Next, look at not only traditional press, but nontraditional press too. For example, it might be beneficial to be in The Wall Street Journal for many reasons, but it might be even better to be on local websites.

For example: if your target market is small business owners, write an article that provides them helpful advice and consider getting it published on the local chamber of commerce website.

If you want wealthy families who are philanthropic, consider getting exposure from a non-profit organization, possibly on their social media pages. Think creatively and many nontraditional ideas will come to you.

If there is a specific industry you cater to, look to see if there is a podcast you can be a part of. I recently took my own advice on this and participated in the FPA of Massachusetts’ “Wicked Pissah” podcast.

TO DO: Want more tips to get positive publicity? Check out a series of YouTube videos loaded with great tips from The PR Planners by Ben Lewis, FPA’s director of public relations, and me.

3.) Text New Marketing Tactics

Marketing is always evolving, in most part thanks to technological advancements. Things like advertising that were kind of hit or miss in “the old days” can be tracked in the digital world with precision, so you can know if they work.

My favorite recommendation today is to try personalized video emails. These are not the videos that get uploaded to YouTube and get blasted out to your email distributions lists. In contrast, these are one-on-one messages that can be used for client service, prospecting and much more.

Personalized videos can be a better way to communicate. Imagine sending a video to a client who is a widow on the anniversary of her spouse’s passing. That message can convey emotions better than written text. Or imagine thanking a client for a referral. The excitement from getting a new lead can really shine through in a personalized video message, much more than written words.

Younger generations are already using personalized videos via social networks at an eye-opening rate, and soon older generations will follow. For now, there is a “wow” factor in using this form of marketing that won’t last forever. Stay ahead of the trends and your business will better succeed.

TO DO: Read more about video emails at ByrnesConsulting.com/Email.

I am excited to be a partner with the Financial Planning Association as part of the Coaches Corner, among other things. If you need advice to be more successful, shoot me a message with business growth strategies-related questions or check out the resources on my Coaches Corner page.

Mike Byrnes Headshot

Mike Byrnes is a national speaker and owner of Byrnes Consulting, LLC. His firm provides consulting services to help advisers become even more successful.
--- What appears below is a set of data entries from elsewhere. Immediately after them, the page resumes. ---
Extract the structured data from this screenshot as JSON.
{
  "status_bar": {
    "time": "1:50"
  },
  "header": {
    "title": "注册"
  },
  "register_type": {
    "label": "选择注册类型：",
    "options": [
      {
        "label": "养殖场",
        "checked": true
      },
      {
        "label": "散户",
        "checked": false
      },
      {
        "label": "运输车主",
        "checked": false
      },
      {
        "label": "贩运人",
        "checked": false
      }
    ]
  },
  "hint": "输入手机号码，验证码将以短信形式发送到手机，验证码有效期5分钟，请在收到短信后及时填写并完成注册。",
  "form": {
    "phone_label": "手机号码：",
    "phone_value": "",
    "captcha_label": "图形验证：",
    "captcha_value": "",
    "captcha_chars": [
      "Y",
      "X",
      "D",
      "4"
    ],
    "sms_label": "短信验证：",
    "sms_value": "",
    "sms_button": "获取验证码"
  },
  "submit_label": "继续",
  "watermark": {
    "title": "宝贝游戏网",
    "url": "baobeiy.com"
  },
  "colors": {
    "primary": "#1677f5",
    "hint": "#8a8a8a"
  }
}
Need help with business planning, marketing strategy, business development, client service and management effectiveness? Read more at ByrnesConsulting.com and follow @ByrnesConsultin.